“Bingo without Barbie isn’t Bingo. She has our tempo down pat,” RSM resident Shirley Nudelman tells me.
Prior to my virtual one-on-one with Barbie, I reached out to Nancy Heckler, who has stepped in to fill Barbie’s shoes to call bingo these past few months. Nancy is Barbie’s immediate supervisor, as well as a friend of 16-plus years.
I quickly learned from Nancy that Barbie is not allowed to do her job as our Simcha (Joy) Coordinator, while Oregon’s COVID stay-at-home orders are in place.
Kimberly Fuson, CEO of Cedar Sinai Park, and another longtime friend, enlarges on the unusual title: “As Simcha Coordinator, Barbie is the essence of joy. She remembers and celebrates everyone’s special occasions, making each person feel specially loved! Barbie showers her energy of pure joy and soul happiness to the residents and staff of CSP. She is a true blessing to our community. We all love her dearly.”
Three short blocks away, the indomitable Bingo Barbie is quite literally champing at the bit to stroll again from her and husband Mike’s cozy gray house to “her” campus.
She yearns to kibbutz with longtime residents, welcome new folks, guide people to activities, and offer hugs — pre-COVID — to those in need of a little consolation.

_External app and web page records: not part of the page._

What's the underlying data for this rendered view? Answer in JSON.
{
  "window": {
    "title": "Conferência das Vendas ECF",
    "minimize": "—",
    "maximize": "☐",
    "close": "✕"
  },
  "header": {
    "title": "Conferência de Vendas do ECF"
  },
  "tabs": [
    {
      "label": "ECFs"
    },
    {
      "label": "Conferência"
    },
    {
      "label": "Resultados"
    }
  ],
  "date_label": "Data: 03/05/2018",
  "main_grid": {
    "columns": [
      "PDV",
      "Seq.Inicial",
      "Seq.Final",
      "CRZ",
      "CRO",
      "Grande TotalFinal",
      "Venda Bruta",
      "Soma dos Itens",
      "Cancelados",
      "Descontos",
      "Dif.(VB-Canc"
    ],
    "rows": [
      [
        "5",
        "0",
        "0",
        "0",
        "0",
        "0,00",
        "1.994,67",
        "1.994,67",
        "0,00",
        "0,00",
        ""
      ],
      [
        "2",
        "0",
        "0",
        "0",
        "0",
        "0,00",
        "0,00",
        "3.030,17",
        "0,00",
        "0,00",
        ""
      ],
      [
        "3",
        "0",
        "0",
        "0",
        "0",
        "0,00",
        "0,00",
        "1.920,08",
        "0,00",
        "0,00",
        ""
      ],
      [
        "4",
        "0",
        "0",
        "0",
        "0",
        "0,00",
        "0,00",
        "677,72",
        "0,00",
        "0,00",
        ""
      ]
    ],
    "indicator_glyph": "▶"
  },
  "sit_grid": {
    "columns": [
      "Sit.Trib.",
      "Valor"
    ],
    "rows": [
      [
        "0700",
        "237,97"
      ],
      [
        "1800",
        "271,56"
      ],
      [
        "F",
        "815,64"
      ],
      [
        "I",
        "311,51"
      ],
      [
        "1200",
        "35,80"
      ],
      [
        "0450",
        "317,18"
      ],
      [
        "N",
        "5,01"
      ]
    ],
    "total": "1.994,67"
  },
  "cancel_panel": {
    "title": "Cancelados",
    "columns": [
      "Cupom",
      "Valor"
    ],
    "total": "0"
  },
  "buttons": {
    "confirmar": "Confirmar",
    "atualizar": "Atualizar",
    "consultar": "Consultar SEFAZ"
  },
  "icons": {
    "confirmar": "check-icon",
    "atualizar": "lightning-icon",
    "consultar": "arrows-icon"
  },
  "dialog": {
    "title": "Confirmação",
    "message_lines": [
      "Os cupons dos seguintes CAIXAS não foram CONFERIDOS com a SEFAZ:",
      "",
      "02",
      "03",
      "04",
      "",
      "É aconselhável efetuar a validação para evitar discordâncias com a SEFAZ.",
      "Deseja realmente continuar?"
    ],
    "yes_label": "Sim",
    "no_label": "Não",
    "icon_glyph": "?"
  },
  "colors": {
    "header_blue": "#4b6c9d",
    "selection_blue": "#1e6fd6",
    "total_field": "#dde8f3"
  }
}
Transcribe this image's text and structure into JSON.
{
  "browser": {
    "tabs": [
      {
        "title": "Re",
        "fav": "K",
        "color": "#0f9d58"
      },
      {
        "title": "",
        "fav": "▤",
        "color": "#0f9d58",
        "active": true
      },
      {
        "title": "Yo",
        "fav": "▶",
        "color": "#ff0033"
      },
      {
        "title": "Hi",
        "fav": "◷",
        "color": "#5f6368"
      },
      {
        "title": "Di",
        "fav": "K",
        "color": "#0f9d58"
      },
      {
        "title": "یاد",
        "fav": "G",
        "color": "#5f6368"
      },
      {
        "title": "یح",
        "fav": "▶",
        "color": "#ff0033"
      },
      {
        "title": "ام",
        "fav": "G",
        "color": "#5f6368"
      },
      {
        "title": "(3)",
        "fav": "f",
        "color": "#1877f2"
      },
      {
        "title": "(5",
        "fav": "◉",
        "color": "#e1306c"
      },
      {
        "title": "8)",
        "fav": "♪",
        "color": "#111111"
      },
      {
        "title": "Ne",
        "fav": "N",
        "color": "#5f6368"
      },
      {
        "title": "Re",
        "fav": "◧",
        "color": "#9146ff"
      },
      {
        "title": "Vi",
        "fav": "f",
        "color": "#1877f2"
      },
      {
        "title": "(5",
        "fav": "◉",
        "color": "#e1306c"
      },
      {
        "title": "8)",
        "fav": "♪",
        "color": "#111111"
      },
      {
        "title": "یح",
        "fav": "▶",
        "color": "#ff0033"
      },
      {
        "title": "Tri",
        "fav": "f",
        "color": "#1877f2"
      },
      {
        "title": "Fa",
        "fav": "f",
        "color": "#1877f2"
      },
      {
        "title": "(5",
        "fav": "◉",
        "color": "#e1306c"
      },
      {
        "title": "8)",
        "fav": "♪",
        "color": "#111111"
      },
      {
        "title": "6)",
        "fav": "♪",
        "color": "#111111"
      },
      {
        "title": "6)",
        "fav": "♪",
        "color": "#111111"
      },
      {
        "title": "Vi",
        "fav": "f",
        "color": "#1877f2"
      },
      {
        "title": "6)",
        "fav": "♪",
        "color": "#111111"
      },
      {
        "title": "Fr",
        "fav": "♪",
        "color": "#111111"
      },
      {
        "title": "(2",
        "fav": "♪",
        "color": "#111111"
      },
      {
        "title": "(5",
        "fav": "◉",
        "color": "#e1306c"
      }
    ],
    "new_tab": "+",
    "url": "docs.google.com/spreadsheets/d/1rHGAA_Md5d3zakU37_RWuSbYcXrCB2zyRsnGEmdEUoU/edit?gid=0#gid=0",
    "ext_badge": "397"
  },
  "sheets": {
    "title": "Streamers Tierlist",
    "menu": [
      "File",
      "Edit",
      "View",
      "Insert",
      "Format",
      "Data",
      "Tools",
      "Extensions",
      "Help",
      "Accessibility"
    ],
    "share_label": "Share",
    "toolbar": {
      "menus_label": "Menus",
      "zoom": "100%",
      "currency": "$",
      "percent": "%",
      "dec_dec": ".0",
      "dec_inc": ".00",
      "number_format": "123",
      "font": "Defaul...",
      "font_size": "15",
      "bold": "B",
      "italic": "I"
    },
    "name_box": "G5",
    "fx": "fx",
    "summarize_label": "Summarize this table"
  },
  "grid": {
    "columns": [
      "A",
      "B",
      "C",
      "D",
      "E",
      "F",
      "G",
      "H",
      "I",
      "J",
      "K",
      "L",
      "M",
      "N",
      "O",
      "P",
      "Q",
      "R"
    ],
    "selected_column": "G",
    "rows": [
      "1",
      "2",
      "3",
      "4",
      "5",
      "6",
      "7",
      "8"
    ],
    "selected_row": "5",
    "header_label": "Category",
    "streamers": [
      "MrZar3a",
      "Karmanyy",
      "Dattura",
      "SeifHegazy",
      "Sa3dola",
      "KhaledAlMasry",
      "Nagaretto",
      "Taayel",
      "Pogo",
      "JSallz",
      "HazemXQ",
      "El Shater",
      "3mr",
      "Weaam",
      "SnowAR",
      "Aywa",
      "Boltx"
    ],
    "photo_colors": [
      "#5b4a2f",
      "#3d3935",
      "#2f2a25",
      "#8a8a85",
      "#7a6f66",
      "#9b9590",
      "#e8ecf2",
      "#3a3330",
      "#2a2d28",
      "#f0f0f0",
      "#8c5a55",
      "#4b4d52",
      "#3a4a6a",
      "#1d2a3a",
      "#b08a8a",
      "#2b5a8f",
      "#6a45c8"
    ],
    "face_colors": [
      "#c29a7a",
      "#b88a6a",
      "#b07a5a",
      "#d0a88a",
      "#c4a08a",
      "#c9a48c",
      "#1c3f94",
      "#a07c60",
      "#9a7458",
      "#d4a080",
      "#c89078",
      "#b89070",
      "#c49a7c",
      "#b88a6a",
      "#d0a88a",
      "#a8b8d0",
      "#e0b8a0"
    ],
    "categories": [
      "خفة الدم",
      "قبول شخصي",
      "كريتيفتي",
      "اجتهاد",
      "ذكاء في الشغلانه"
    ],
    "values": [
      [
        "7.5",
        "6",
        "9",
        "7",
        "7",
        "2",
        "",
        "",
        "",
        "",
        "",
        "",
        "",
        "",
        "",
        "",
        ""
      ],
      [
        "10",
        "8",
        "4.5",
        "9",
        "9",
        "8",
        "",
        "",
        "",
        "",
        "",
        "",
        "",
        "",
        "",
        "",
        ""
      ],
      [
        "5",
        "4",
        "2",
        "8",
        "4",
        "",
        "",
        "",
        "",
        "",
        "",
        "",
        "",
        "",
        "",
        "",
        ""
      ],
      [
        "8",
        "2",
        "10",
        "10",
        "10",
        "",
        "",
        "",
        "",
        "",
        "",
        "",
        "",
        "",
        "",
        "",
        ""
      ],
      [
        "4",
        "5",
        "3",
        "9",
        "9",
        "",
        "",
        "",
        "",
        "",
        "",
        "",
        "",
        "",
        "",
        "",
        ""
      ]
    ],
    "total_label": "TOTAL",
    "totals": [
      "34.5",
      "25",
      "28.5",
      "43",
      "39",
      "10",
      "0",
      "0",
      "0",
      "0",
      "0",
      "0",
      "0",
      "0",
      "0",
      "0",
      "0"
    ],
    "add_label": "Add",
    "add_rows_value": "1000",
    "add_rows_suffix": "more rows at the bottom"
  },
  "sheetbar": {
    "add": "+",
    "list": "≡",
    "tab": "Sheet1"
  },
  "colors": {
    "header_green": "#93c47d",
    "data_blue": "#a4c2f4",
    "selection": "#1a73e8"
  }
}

And, of course, there’s her beloved Bingo.
Through it all, Barbie’s humility shines bright. She’s uncomfortable talking about herself, won’t discuss past accolades, and never, ever boasts. I had to learn from an old friend, retired Robison/HSCL head nurse Ronnie Schechter, that Barbie was granted the prestigious “Song of Miriam” award by what is now the Jewish Women’s Council at JFGP.
If you think labeling someone as humble is equivalent to labeling her as weak, here’s the takeaway from a 2015 Forbes Magazine article: “Humble people can receive a bad rap. Humility is frequently associated with being too passive or insecure, but this couldn’t be further from the truth. Rather than brag about themselves they let their actions speak for them. Being humble is not to think less of oneself but to think of oneself less.”
Understanding all this, I place the Facetime call Barbie and I agreed upon. “You want a story about my dad, right?” she opens. “No, Barbie,” I brush a lunch crumb off my screen, “This story is about you, and your endless gifts of joy to all of us.” After assuring her that her dad’s resume and fundraising endeavors could fill a book, we settle in for an extensive conversation.
I’ve encountered Carl family members over the years — like Barbie’s older sister, Pam Rotenberg — but only during my subsequent flood of chats, texts and emails to and from Barbie, have I come to understand this woman’s immense heart, true humility and unswerving commitment.
I peer into my iPhone: Her unaffected smile and earnest eyes brighten the pixels. There is no guile, no hidden agenda. No wonder this middle-aged woman is among the most approachable people on campus.
I grab another legal pad to keep taking notes as Barbie described the beginning of her connection to CSP…Barbie was introduced to the old Robison Home in the late 70’s when her dad Milt, his wife Cissi, and assorted relatives brought their beloved elders to the Home.